As I grew older, I explored many brands and flavors. Dark chocolate and chipotle, dark chocolate and green tea, dark chocolate and pomegranate. Among my favorites? Dark chocolate and pecan, dark chocolate and hazelnuts, dark chocolate and caramel, and the ‘ol stand by of dark chocolate and almond.
I know. Not quite as exotic as the others.
And I learned that chocolate, like coffee, has different flavor nuances depending on where it is grown. Guatemalan chocolate is different than Costa Rican chocolate. And btw, I think Godiva is overrated. Except the liquor.
But the ickiest flavor to me is salted chocolate. The only salt that should be allowed in there is the salt in any butter used. That’s it.
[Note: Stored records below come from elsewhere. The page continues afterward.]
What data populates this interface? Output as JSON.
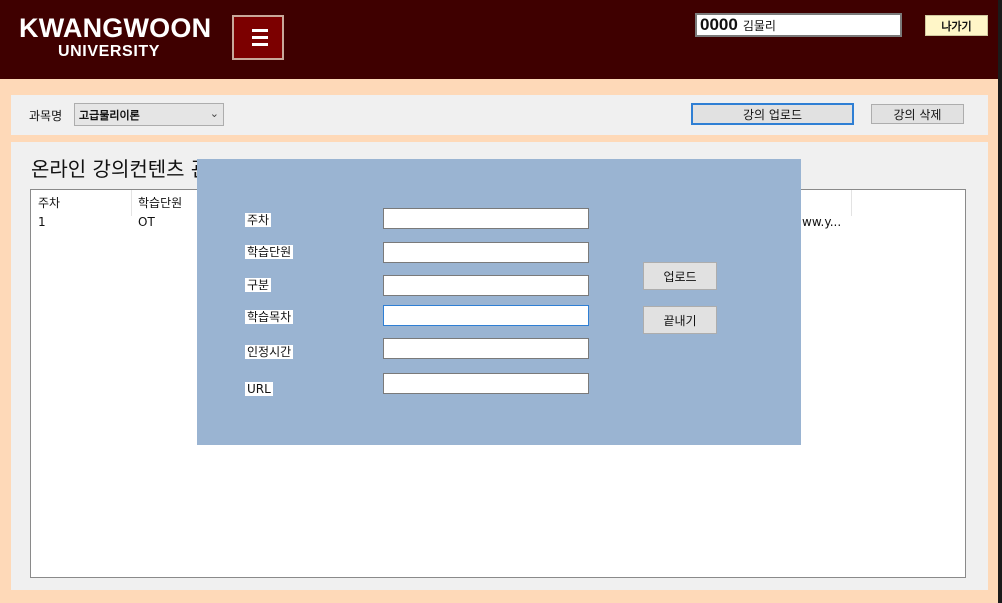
{
  "header": {
    "logo_line1": "KWANGWOON",
    "logo_line2": "UNIVERSITY",
    "user_id": "0000",
    "user_name": "김물리",
    "exit_label": "나가기"
  },
  "toolbar": {
    "subject_label": "과목명",
    "subject_selected": "고급물리이론",
    "upload_label": "강의 업로드",
    "delete_label": "강의 삭제"
  },
  "main": {
    "title": "온라인 강의컨텐츠 관리",
    "columns": [
      "주차",
      "학습단원"
    ],
    "rows": [
      {
        "week": "1",
        "unit": "OT",
        "url_partial": "ww.y..."
      }
    ]
  },
  "dialog": {
    "fields": [
      {
        "label": "주차",
        "value": ""
      },
      {
        "label": "학습단원",
        "value": ""
      },
      {
        "label": "구분",
        "value": ""
      },
      {
        "label": "학습목차",
        "value": ""
      },
      {
        "label": "인정시간",
        "value": ""
      },
      {
        "label": "URL",
        "value": ""
      }
    ],
    "upload_button": "업로드",
    "close_button": "끝내기"
  },
  "colors": {
    "header_bg": "#3f0000",
    "menu_button_bg": "#7c0000",
    "window_bg": "#fed9b8",
    "dialog_bg": "#9ab4d2",
    "focus_accent": "#2f7fd4"
  }
}
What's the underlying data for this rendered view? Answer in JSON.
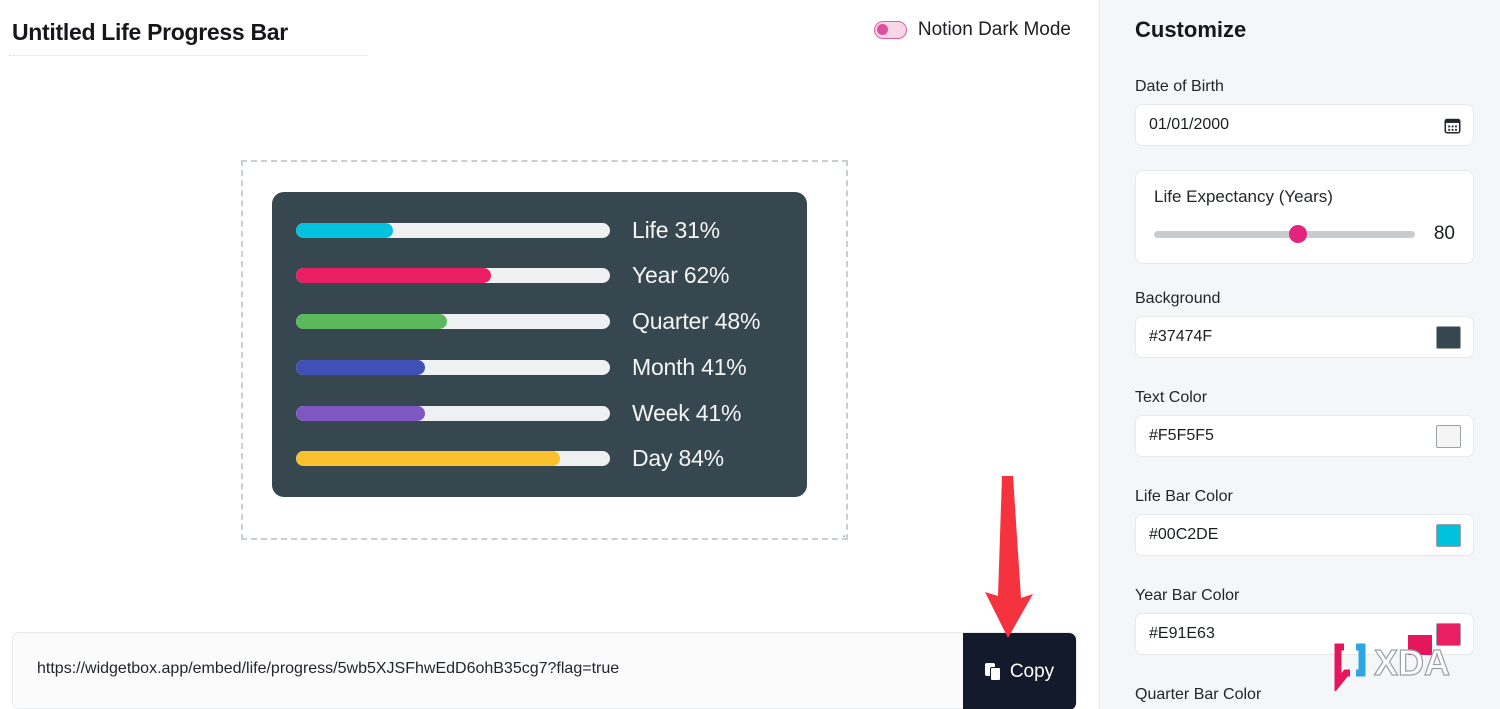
{
  "header": {
    "title": "Untitled Life Progress Bar",
    "dark_mode_label": "Notion Dark Mode",
    "dark_mode_on": false
  },
  "widget": {
    "background_color": "#37474F",
    "text_color": "#F5F5F5",
    "track_color": "#EFF0F1",
    "rows": [
      {
        "name": "Life",
        "label": "Life 31%",
        "percent": 31,
        "color": "#00C2DE"
      },
      {
        "name": "Year",
        "label": "Year 62%",
        "percent": 62,
        "color": "#E91E63"
      },
      {
        "name": "Quarter",
        "label": "Quarter 48%",
        "percent": 48,
        "color": "#5CB85C"
      },
      {
        "name": "Month",
        "label": "Month 41%",
        "percent": 41,
        "color": "#3F51B5"
      },
      {
        "name": "Week",
        "label": "Week 41%",
        "percent": 41,
        "color": "#7E57C2"
      },
      {
        "name": "Day",
        "label": "Day 84%",
        "percent": 84,
        "color": "#FBC02D"
      }
    ]
  },
  "embed": {
    "url": "https://widgetbox.app/embed/life/progress/5wb5XJSFhwEdD6ohB35cg7?flag=true",
    "copy_label": "Copy",
    "copy_icon": "copy-icon"
  },
  "annotation": {
    "arrow_color": "#F5333F",
    "points_to": "copy-button"
  },
  "sidebar": {
    "title": "Customize",
    "date_of_birth": {
      "label": "Date of Birth",
      "value": "01/01/2000",
      "icon": "calendar-icon"
    },
    "life_expectancy": {
      "label": "Life Expectancy (Years)",
      "value": "80",
      "min": 0,
      "max": 120,
      "knob_percent": 55,
      "knob_color": "#E3247F",
      "track_color": "#C9CCCF"
    },
    "color_fields": [
      {
        "label": "Background",
        "value": "#37474F",
        "swatch": "#37474F"
      },
      {
        "label": "Text Color",
        "value": "#F5F5F5",
        "swatch": "#F5F5F5"
      },
      {
        "label": "Life Bar Color",
        "value": "#00C2DE",
        "swatch": "#00C2DE"
      },
      {
        "label": "Year Bar Color",
        "value": "#E91E63",
        "swatch": "#E91E63"
      }
    ],
    "next_field_label": "Quarter Bar Color"
  },
  "watermark": {
    "text": "XDA",
    "accent_pink": "#E5175C",
    "accent_blue": "#2EA4E0"
  }
}
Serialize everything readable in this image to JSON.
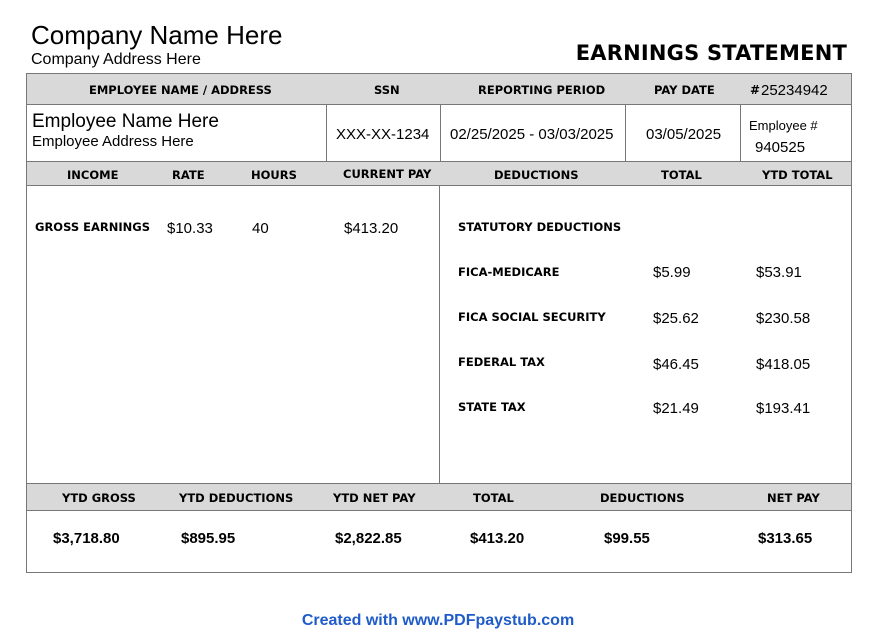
{
  "header": {
    "company_name": "Company Name Here",
    "company_address": "Company Address Here",
    "statement_title": "EARNINGS STATEMENT"
  },
  "info_headers": {
    "employee": "EMPLOYEE NAME / ADDRESS",
    "ssn": "SSN",
    "period": "REPORTING PERIOD",
    "pay_date": "PAY DATE",
    "check_prefix": "#",
    "check_number": "25234942"
  },
  "info_values": {
    "employee_name": "Employee Name Here",
    "employee_address": "Employee Address Here",
    "ssn": "XXX-XX-1234",
    "period": "02/25/2025 - 03/03/2025",
    "pay_date": "03/05/2025",
    "employee_no_label": "Employee #",
    "employee_no": "940525"
  },
  "earnings_headers": {
    "income": "INCOME",
    "rate": "RATE",
    "hours": "HOURS",
    "current_pay": "CURRENT PAY",
    "deductions": "DEDUCTIONS",
    "total": "TOTAL",
    "ytd_total": "YTD TOTAL"
  },
  "earnings": {
    "label": "GROSS EARNINGS",
    "rate": "$10.33",
    "hours": "40",
    "current_pay": "$413.20"
  },
  "deductions": {
    "section_label": "STATUTORY DEDUCTIONS",
    "items": [
      {
        "label": "FICA-MEDICARE",
        "total": "$5.99",
        "ytd": "$53.91"
      },
      {
        "label": "FICA SOCIAL SECURITY",
        "total": "$25.62",
        "ytd": "$230.58"
      },
      {
        "label": "FEDERAL TAX",
        "total": "$46.45",
        "ytd": "$418.05"
      },
      {
        "label": "STATE TAX",
        "total": "$21.49",
        "ytd": "$193.41"
      }
    ]
  },
  "summary_headers": {
    "ytd_gross": "YTD GROSS",
    "ytd_deductions": "YTD DEDUCTIONS",
    "ytd_net_pay": "YTD NET PAY",
    "total": "TOTAL",
    "deductions": "DEDUCTIONS",
    "net_pay": "NET PAY"
  },
  "summary_values": {
    "ytd_gross": "$3,718.80",
    "ytd_deductions": "$895.95",
    "ytd_net_pay": "$2,822.85",
    "total": "$413.20",
    "deductions": "$99.55",
    "net_pay": "$313.65"
  },
  "footer": {
    "text": "Created with www.PDFpaystub.com"
  },
  "colors": {
    "header_bar": "#d9d9d9",
    "border": "#777777",
    "footer_link": "#1f5cc9"
  }
}
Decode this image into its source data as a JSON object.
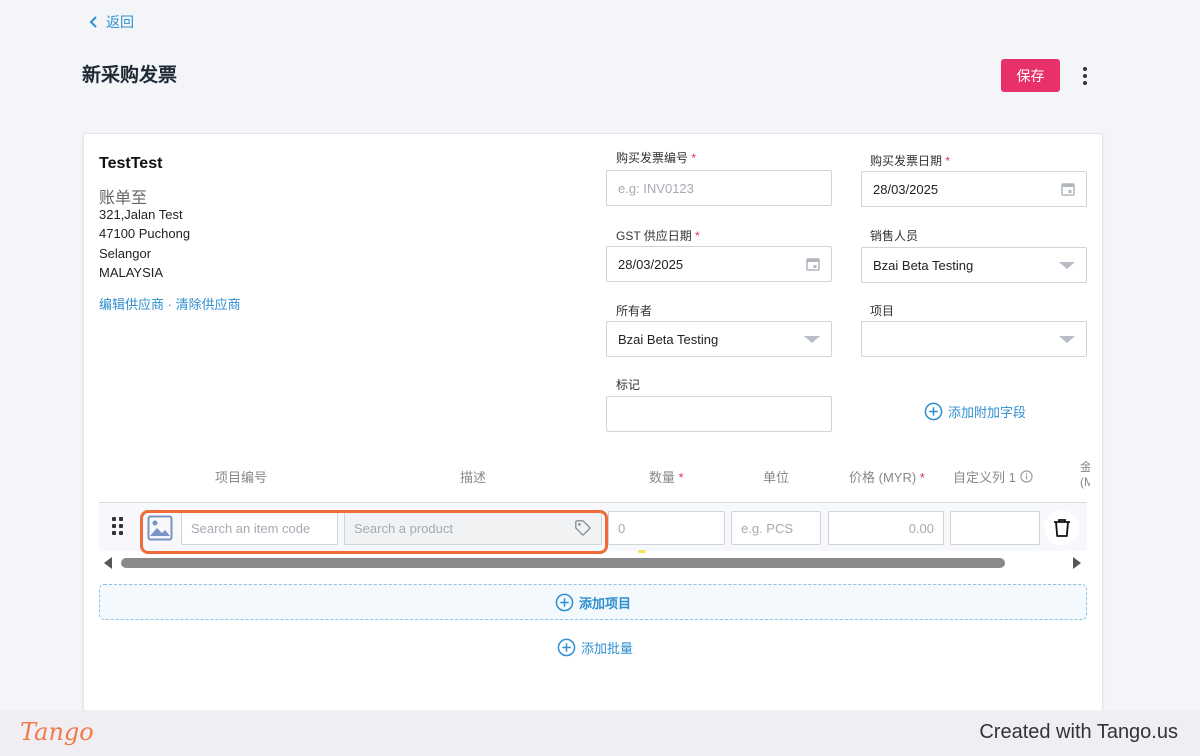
{
  "nav": {
    "back_label": "返回"
  },
  "header": {
    "title": "新采购发票",
    "save_label": "保存"
  },
  "supplier": {
    "name": "TestTest",
    "bill_to_label": "账单至",
    "address_lines": [
      "321,Jalan Test",
      "47100 Puchong",
      "Selangor",
      "MALAYSIA"
    ],
    "edit_link": "编辑供应商",
    "separator": " · ",
    "clear_link": "清除供应商"
  },
  "form": {
    "invoice_no": {
      "label": "购买发票编号",
      "placeholder": "e.g: INV0123",
      "value": ""
    },
    "invoice_date": {
      "label": "购买发票日期",
      "value": "28/03/2025"
    },
    "gst_date": {
      "label": "GST 供应日期",
      "value": "28/03/2025"
    },
    "salesperson": {
      "label": "销售人员",
      "value": "Bzai Beta Testing"
    },
    "owner": {
      "label": "所有者",
      "value": "Bzai Beta Testing"
    },
    "project": {
      "label": "项目",
      "value": ""
    },
    "tag": {
      "label": "标记",
      "value": ""
    },
    "add_field_label": "添加附加字段",
    "required_mark": "*"
  },
  "table": {
    "headers": {
      "item_code": "项目编号",
      "description": "描述",
      "quantity": "数量",
      "unit": "单位",
      "price": "价格 (MYR)",
      "custom1": "自定义列 1",
      "amount_cut": "金",
      "amount_cut2": "(M"
    },
    "row": {
      "item_code_placeholder": "Search an item code",
      "product_placeholder": "Search a product",
      "quantity_placeholder": "0",
      "unit_placeholder": "e.g. PCS",
      "price_placeholder": "0.00",
      "custom1_value": ""
    },
    "add_item_label": "添加项目",
    "add_batch_label": "添加批量"
  },
  "footer": {
    "logo": "Tango",
    "credit": "Created with Tango.us"
  },
  "colors": {
    "accent": "#2f8fd0",
    "save": "#e8316a",
    "highlight": "#ef6c3a"
  }
}
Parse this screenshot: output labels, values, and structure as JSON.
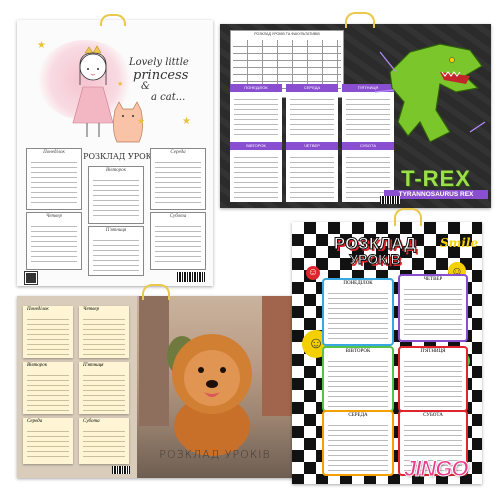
{
  "posters": {
    "princess": {
      "title_line1": "Lovely little",
      "title_line2": "princess",
      "title_line3": "&",
      "title_line4": "a cat...",
      "heading": "РОЗКЛАД УРОКІВ",
      "days": [
        "Понеділок",
        "Вівторок",
        "Середа",
        "Четвер",
        "П'ятниця",
        "Субота"
      ]
    },
    "dino": {
      "header_label": "РОЗКЛАД УРОКІВ ТА ФАКУЛЬТАТИВІВ",
      "days": [
        "ПОНЕДІЛОК",
        "СЕРЕДА",
        "П'ЯТНИЦЯ",
        "ВІВТОРОК",
        "ЧЕТВЕР",
        "СУБОТА"
      ],
      "name_big": "T-REX",
      "name_small": "TYRANNOSAURUS REX"
    },
    "dog": {
      "days": [
        "Понеділок",
        "Четвер",
        "Вівторок",
        "П'ятниця",
        "Середа",
        "Субота"
      ],
      "heading": "РОЗКЛАД УРОКІВ"
    },
    "smile": {
      "heading_line1": "Розклад",
      "heading_line2": "уроків",
      "brand": "Smile",
      "days": [
        "ПОНЕДІЛОК",
        "ЧЕТВЕР",
        "ВІВТОРОК",
        "П'ЯТНИЦЯ",
        "СЕРЕДА",
        "СУБОТА"
      ]
    }
  },
  "watermark": "JINGO",
  "colors": {
    "dino_bg": "#2b2b2b",
    "dino_accent": "#8a4fd0",
    "dino_green": "#7bc62a",
    "smile_red": "#e0262c",
    "smile_yellow": "#f5d000",
    "dog_fur": "#c8702a",
    "princess_pink": "#f3b7c4"
  }
}
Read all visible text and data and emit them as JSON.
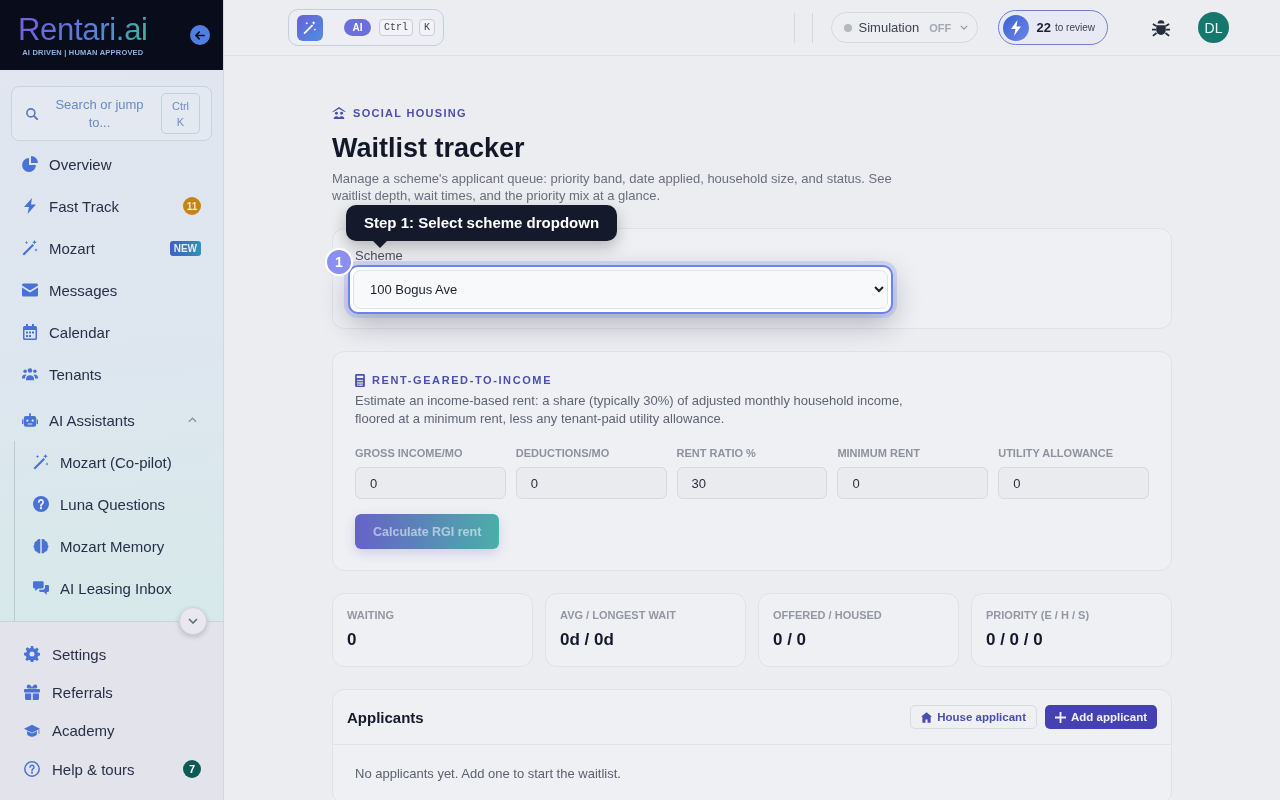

And here’s the thing. I recognize that salt can be used to help bring out a flavor, or even to create a spark of interest that wouldn’t otherwise be there.
But today, it seems most ALL the dark chocolate sold in store is salted. If it’s dark, then by golly let’s salt it too. Ugh. And most of the caramel too. If I want dark chocolate covered caramel, I’m extra out of luck. Either the chocolate is salted, or the caramel is. Either one tastes bad. Ocassionally I can find it without.
I supposed I should count my blessings. The flooded market of ocean-water flavored chocolate keeps me from indulging most of the time.
But still, leave me some options people! Those who like salted dark chocolate will still like unsalted dark chocolate.
It’s a binary system. Those who like salted chocolate and those who don’t.
So leave options.
It’s a win-win. And everyone gets to have chocolate.
Hopefully one day I’ll be telling stories to my grand-kids about how all the chocolate companies used to salt dark chocolate candies all the time. Kinda like how Coca-Cola tried to replace a winning product with New Coke.
And the kids will be all like, “Ewww, Grandma, for real?”
“Yep,” I’ll say, “For real.”
“But Grandma, how did you survive it?”
And I’ll simply say, “Well kids, therein lies the lesson. Learn to make your own.”